When news struck that state stores and beer distributors were going to close within (roughly) 24 hours of the announcement, consumers flooded every beer, wine and liquor outlet they could find to stock their homes in preparation for quarantine.
Pennsylvania wineries and liquor distilleries have been a niche industry spared the mandatory shutdown because they provide alcohol for take-out, just like restaurants do for food.
Not only that, but a number of craft distilleries in the Philly area are also now making hand sanitizer, another hot commodity. Because they already produce the primary ingredient in hand sanitizer – ethanol – the state has waived regulations that they would otherwise impart on the breweries and distilleries.
And a number of businesses are also providing delivery or curbside pick-up of beer, wine and liquor for thirsty people in the Delaware Valley while they wait out the COVID-19 pandemic.
Since Friday, Center City’s City Winery is offering wine growlers available for pick-up at their 10th and Filbert location during the day.
For bourbon, gin, whiskey and scotch drinkers, Bluebird Distilling in Phoenixville is offering free delivery to any purchase made with 15 miles of the distillery and customers from the five-county region who place orders over $100 get the delivery charge waived.

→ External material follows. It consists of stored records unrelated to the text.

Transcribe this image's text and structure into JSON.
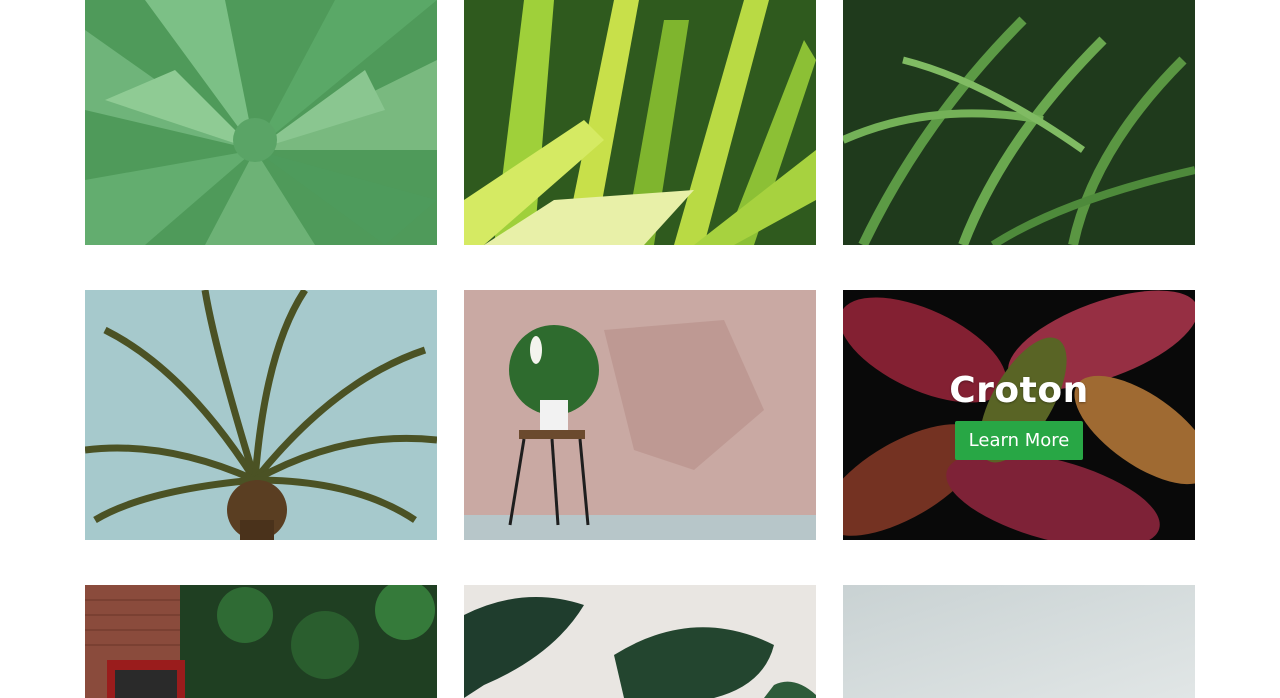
{
  "colors": {
    "background": "#ffffff",
    "button": "#28a745",
    "button_text": "#ffffff",
    "overlay_title": "#ffffff"
  },
  "gallery": {
    "tiles": [
      {
        "image": "aloe-plant-photo"
      },
      {
        "image": "dracaena-plant-photo"
      },
      {
        "image": "fern-plant-photo"
      },
      {
        "image": "palm-tree-photo"
      },
      {
        "image": "peace-lily-on-stool-photo"
      },
      {
        "image": "croton-plant-photo",
        "hover": {
          "title": "Croton",
          "button_label": "Learn More"
        }
      },
      {
        "image": "ivy-brick-wall-photo"
      },
      {
        "image": "monstera-plant-photo"
      },
      {
        "image": "blurred-plant-photo"
      }
    ]
  }
}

Billy Penn put together a full list of drive-thru and delivery wine, liquor and beer purveyors, found here.
But what may be in equally high demand these days as booze when there is no bar open is hand sanitizer.

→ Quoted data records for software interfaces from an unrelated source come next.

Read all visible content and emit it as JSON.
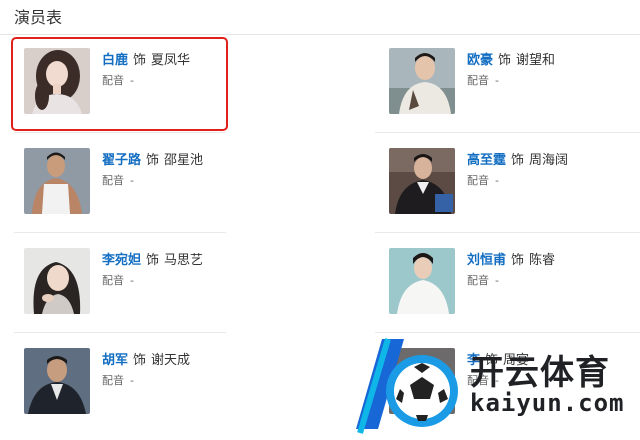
{
  "section": {
    "title": "演员表"
  },
  "cast": [
    {
      "actor": "白鹿",
      "connector": "饰",
      "role": "夏凤华",
      "voice_label": "配音",
      "voice_value": "-"
    },
    {
      "actor": "欧豪",
      "connector": "饰",
      "role": "谢望和",
      "voice_label": "配音",
      "voice_value": "-"
    },
    {
      "actor": "翟子路",
      "connector": "饰",
      "role": "邵星池",
      "voice_label": "配音",
      "voice_value": "-"
    },
    {
      "actor": "高至霆",
      "connector": "饰",
      "role": "周海阔",
      "voice_label": "配音",
      "voice_value": "-"
    },
    {
      "actor": "李宛妲",
      "connector": "饰",
      "role": "马思艺",
      "voice_label": "配音",
      "voice_value": "-"
    },
    {
      "actor": "刘恒甫",
      "connector": "饰",
      "role": "陈睿",
      "voice_label": "配音",
      "voice_value": "-"
    },
    {
      "actor": "胡军",
      "connector": "饰",
      "role": "谢天成",
      "voice_label": "配音",
      "voice_value": "-"
    },
    {
      "actor": "李",
      "connector": "饰",
      "role": "周宴",
      "voice_label": "配音",
      "voice_value": "-"
    }
  ],
  "watermark": {
    "brand_cn": "开云体育",
    "brand_url": "kaiyun.com"
  },
  "colors": {
    "actor_link": "#136ec2",
    "highlight_border": "#e0211a",
    "divider": "#e9e9e9"
  }
}
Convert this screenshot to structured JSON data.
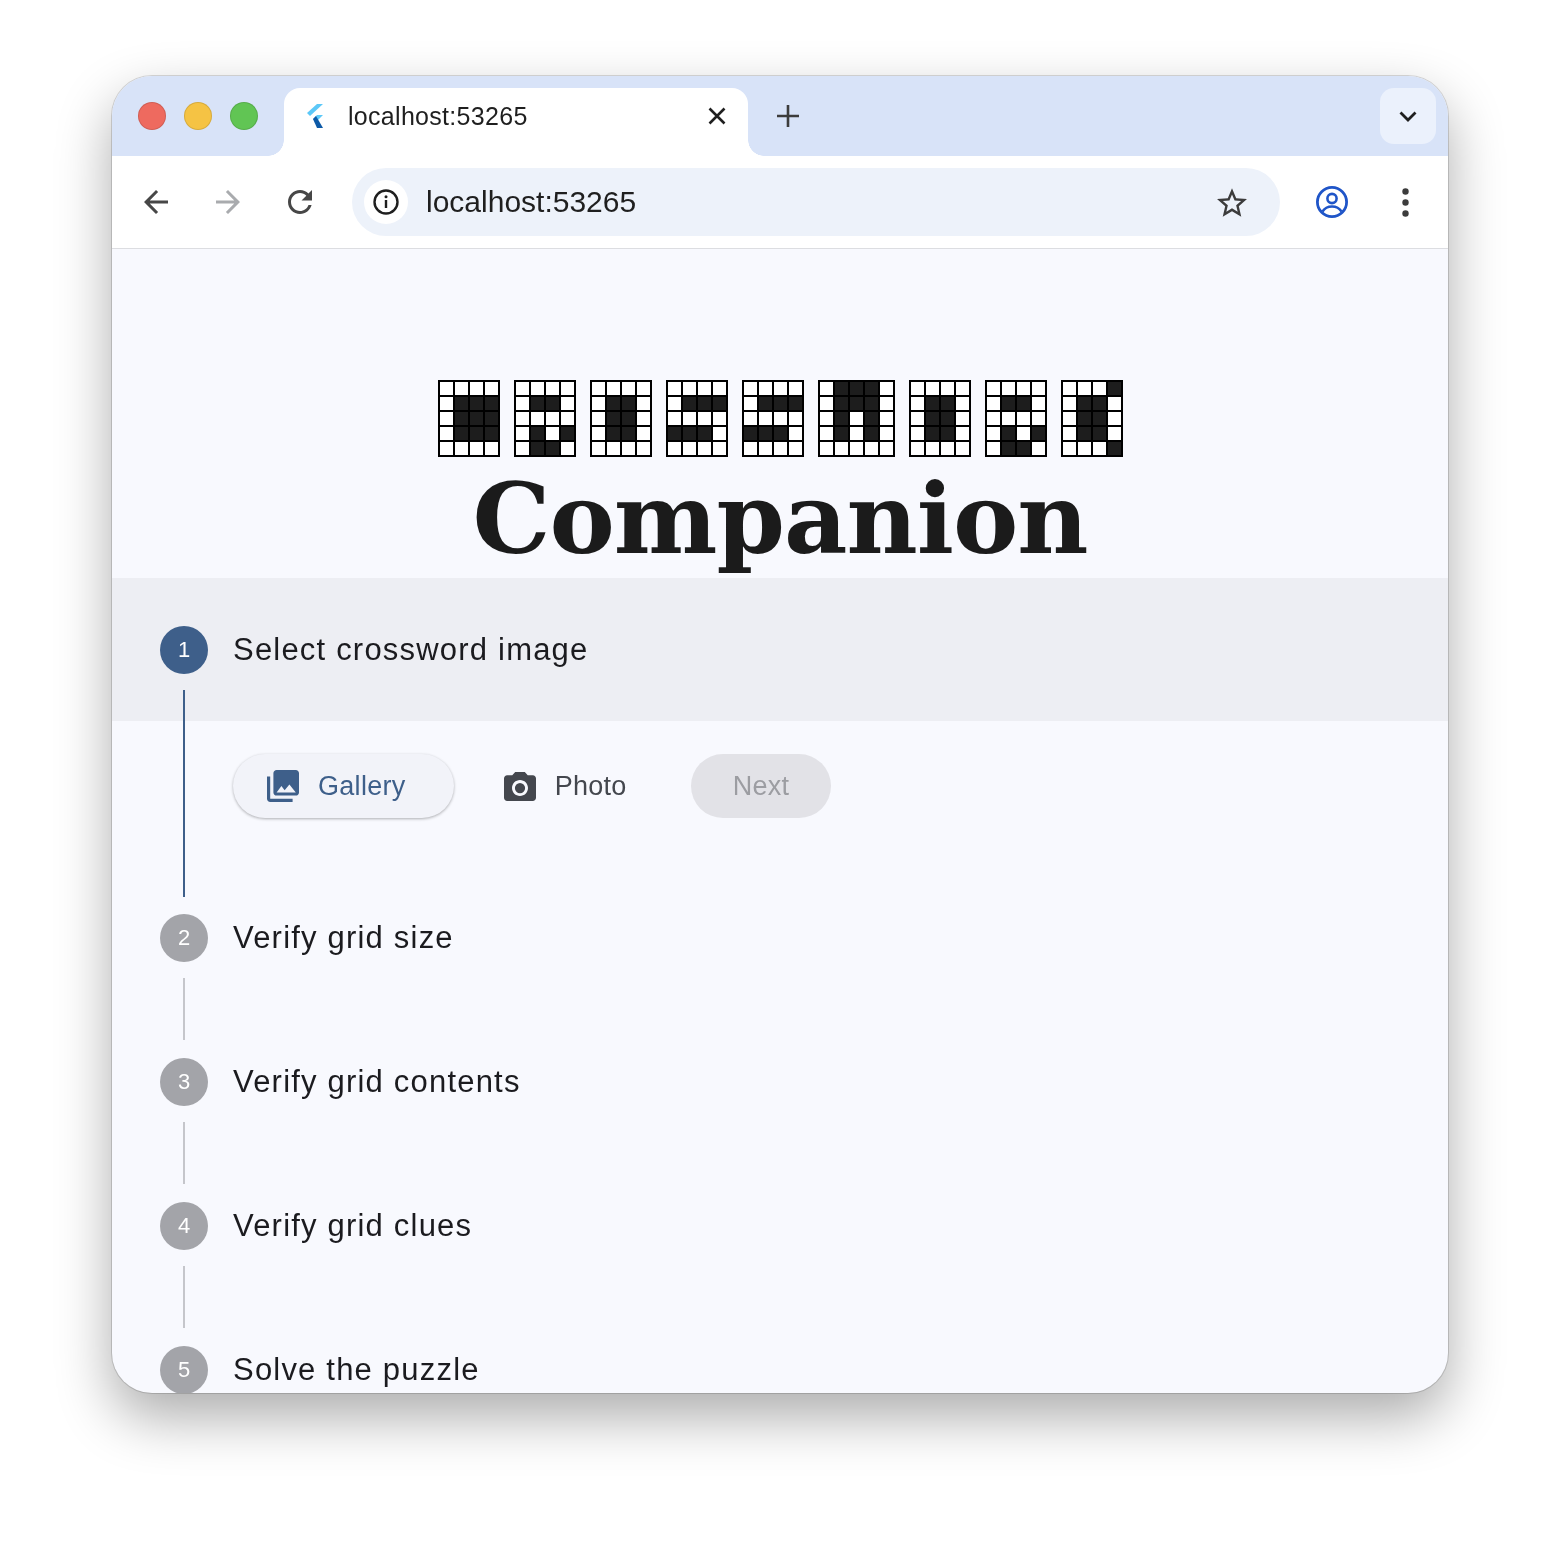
{
  "browser": {
    "tabs": [
      {
        "title": "localhost:53265",
        "selected": true
      }
    ],
    "nav_buttons": [
      {
        "kind": "back",
        "disabled": false
      },
      {
        "kind": "forward",
        "disabled": true
      },
      {
        "kind": "reload",
        "disabled": false
      }
    ],
    "address_bar": {
      "url": "localhost:53265"
    }
  },
  "app": {
    "title": "Companion",
    "steps": [
      {
        "number": "1",
        "label": "Select crossword image",
        "selected": true,
        "actions": [
          {
            "kind": "elevated",
            "label": "Gallery",
            "disabled": false
          },
          {
            "kind": "text",
            "label": "Photo",
            "disabled": false
          },
          {
            "kind": "filled",
            "label": "Next",
            "disabled": true
          }
        ]
      },
      {
        "number": "2",
        "label": "Verify grid size",
        "selected": false
      },
      {
        "number": "3",
        "label": "Verify grid contents",
        "selected": false
      },
      {
        "number": "4",
        "label": "Verify grid clues",
        "selected": false
      },
      {
        "number": "5",
        "label": "Solve the puzzle",
        "selected": false
      }
    ]
  }
}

“We make ethanol. Ethanol is one key part of hand sanitizer,” said Jared Adkins, founder and master distiller of Bluebird Distilling.
He said he’s been going back and forth with hospitals and pharmacies to secure the two other primary ingredients for the solution – a vegetable-based glycerin and peroxide.
Following guidelines from the CDC, the Pennsylvania Liquor Control Board and the World Health Organization, Adkins said he’s been provided a standard recipe for hand sanitizer which makes it easy on him.
“Instead of each [distillery] trying to make up their own, now we have a standard formula to follow, which makes it easy and everything the same. So, we’re all kind of doing the standard recipe to produce high-quality hand sanitizer.”
In Norristown, John George, owner, founder and distiller at Five Saints Distilling, is also making hand sanitizer.
“In order to do it, you need to get the bottles. You need the ingredients, which we don’t usually carry.”
“We’re working with a local pharmacy here in Norristown to get that together as soon as we can and once we have our bottles we’ll put it together. I’m a pharmacist by training, so I think we can pull it off.”
George said that the number of inquiries for curbside pick-up of vodka, whiskey, gin and blood orange liqueur has nearly tripled since the state store shutdown. He and his staff are taking extra precautions in exercising responsible social distancing during the bottle exchange process.
“They’re coming in one at a time to secure their bottles,” he said.
“We try to do it as touchless as possible, respecting the fact that we don’t want to promote any contamination more than there already is.”
“We’re here for the community, to help de-stress as much as possible, keep some sense of camaraderie and we’re looking forward to getting that hand sanitizer produced.”
New Liberty Distillery in Northern Liberties is also lending a hand to contribute to the hand sanitizer shortage.
Rob Cassell, New Liberty master distiller and president of the Pennsylvania Distillers Guild, said that many distillers in the state are working with Congress and the governor to cut red tape and put 100,000 bottles of hand sanitizer into public hands in the coming days.
According to WHYY, Dogfish Head Craft Brewery is also making hand sanitizer to its patrons in Delaware, and as more and more breweries and distilleries get on board, the light is getting brighter at the end of the tunnel.